Forze del Male
"Forze del Male" (Ita: "Forces of Evil") is a musical composition by Yoko Shimomura. It is used throughout the Kingdom Hearts series primarily as a boss battle theme against Ansem, Seeker of Darkness.
"Forze del Male" serves as a boss battle theme.
"Forze del Male" returns as a boss battle theme at the Keyblade Graveyard.
"Forze del Male" is approximately three minutes and thirty-eight seconds long and has a time signature of 4/4. In Kingdom Hearts, the piece starts with a brief introduction- roughly two measures- at a tempo of 88 beats per minute. However, after this brief introduction the piece instantly picks up tempo to 173 beats per minute. The piece maintains this presto tempo until the track's conclusion. In Kingdom Hearts III, the piece has an introduction tempo of 88 beats per minute. Following this, the tempo picks up to 172 beats per minute.
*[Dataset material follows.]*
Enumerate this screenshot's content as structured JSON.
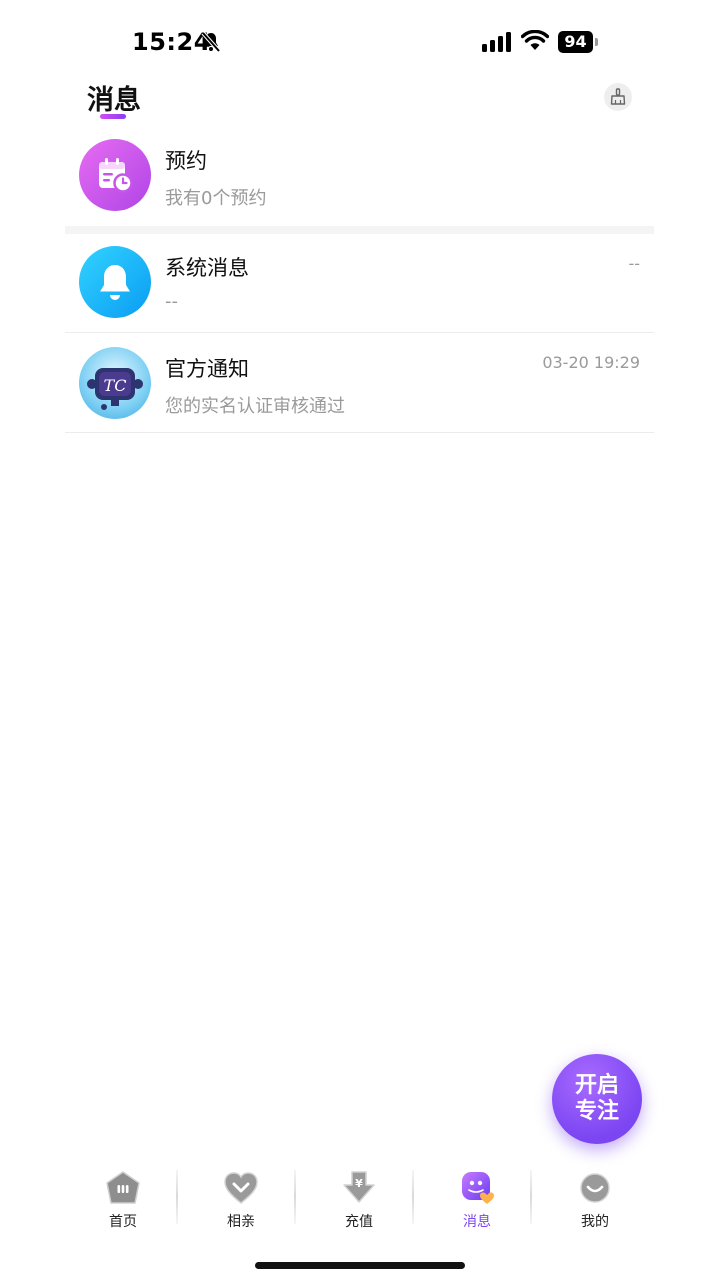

For instrumentation, the original game versions- Kingdom Hearts, Kingdom Hearts Final Mix, and Kingdom Hearts HD 1.5 ReMIX- use the same instruments, though for games not in the HD remake, some voices are covered through electronic means- such as synthesizer. In general, the instrumentation includes: a complete strings section- violin, viola, cello, and stringed bass, flute, trumpet, trombone, tuba, snare drum, bass drum, crash cymbals, timpani, organ, piano, synthesizer, and full chorus. However, in Kingdom Hearts III, the instrumentation slightly differs- likewise causing a change in arrangement. For Kingdom Hearts III, the instrumentation includes: a complete strings section, trumpet, French horn, trombone, tuba, snare drum, bass drum, crash cymbals, piano, and only a female choir.
Regardless of the game, the composition's name "Forces of Evil" is easily felt and understood. "Forze del Male" is heavily orchestrated and as such has a very thick texture. Being a greater boss theme, the instrumentation favors the brass and percussion families, with keyboard and string instruments providing support.
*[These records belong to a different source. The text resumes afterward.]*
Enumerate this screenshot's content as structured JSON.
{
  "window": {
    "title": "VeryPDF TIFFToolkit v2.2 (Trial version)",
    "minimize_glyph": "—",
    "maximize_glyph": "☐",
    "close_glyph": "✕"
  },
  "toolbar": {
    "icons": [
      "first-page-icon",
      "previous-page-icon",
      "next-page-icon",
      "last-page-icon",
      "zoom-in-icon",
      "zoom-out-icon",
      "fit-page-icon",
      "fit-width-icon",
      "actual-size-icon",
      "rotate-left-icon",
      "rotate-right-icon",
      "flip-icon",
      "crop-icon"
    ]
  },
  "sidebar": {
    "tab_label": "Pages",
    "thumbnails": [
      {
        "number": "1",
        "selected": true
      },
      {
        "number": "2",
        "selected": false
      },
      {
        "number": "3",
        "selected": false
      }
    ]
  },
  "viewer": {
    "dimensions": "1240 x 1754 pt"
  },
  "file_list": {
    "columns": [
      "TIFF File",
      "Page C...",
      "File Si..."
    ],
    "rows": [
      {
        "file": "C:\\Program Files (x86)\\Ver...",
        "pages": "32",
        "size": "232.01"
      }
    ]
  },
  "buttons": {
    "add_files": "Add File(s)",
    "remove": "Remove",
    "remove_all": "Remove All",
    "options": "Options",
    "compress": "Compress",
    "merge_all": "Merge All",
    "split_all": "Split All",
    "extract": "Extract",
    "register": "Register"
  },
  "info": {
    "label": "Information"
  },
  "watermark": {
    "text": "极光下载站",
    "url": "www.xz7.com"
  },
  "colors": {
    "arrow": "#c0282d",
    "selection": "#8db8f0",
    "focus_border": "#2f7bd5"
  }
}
In Kingdom Hearts and Kingdom Hearts HD 1.5 ReMIX, the composition opens with a very brief introduction with female choir and organ before moving to a considerably faster tempo and shift in tone. Although barely three measures, this introduction strikes the listener hard with an ominous chordal structure played by bass clef instruments and female choir. The overlying organ melody is domineering and serves as a brief introduction to the force that awaits. At the drastic tempo increase, the organ's melody flows seamlessly to the actual looped part of the track- and the heart of the battle. In this looped section, each instrument is constantly playing in some fashion, thus creating a heavy and powerful atmosphere. The percussion section serves primarily as the rhythmic drive of the piece, reflecting the tension and intensity of the battle. Simultaneously are the introductions of a full treble and bass chorus, and unison chord progressions played by the bass clef strings and low brass instruments. The interrupting, sixteenth-note runs of the piano, flute, synthesizer add a unique level of excitement and severity to the piece. The minor trumpet feature that happens shortly into the piece teases as both a lighter, brief reprieve of the original theme, and as a way of transitioning back to the original looped section.
In Kingdom Hearts III, "Forze del Male" follows a slightly different interpretation. Rather than having the overpowering organ and bass clef/female choir accompaniment for the introduction, the player is instead hit with a wall of sound played in unison by the brass. Following this two measure introduction is the main looped theme. Similar to its Kingdom Hearts counterpart, the section played here is equally oppressive and heavy. The main difference, however, is the role each instrument plays. The trumpet, French horn, piano, and other minor interruptive flourishes or fanfares serve as a means of both energy and increased tension. The constant bass drum and bass clef instruments on the downbeats act as both the rhythmic foundation, but also as a constant reminder of the dire situation and surely approaching evil. The main melody is passed around the orchestra, each instrument providing its own interpretation and tone on the piece. The second following theme features less instrumentation: female voices, strings, snare drum, and softer chords played by trombones and other lower voices. This "lighter" theme feels like a brief breath of fresh air before returning to the original intensity of the first theme.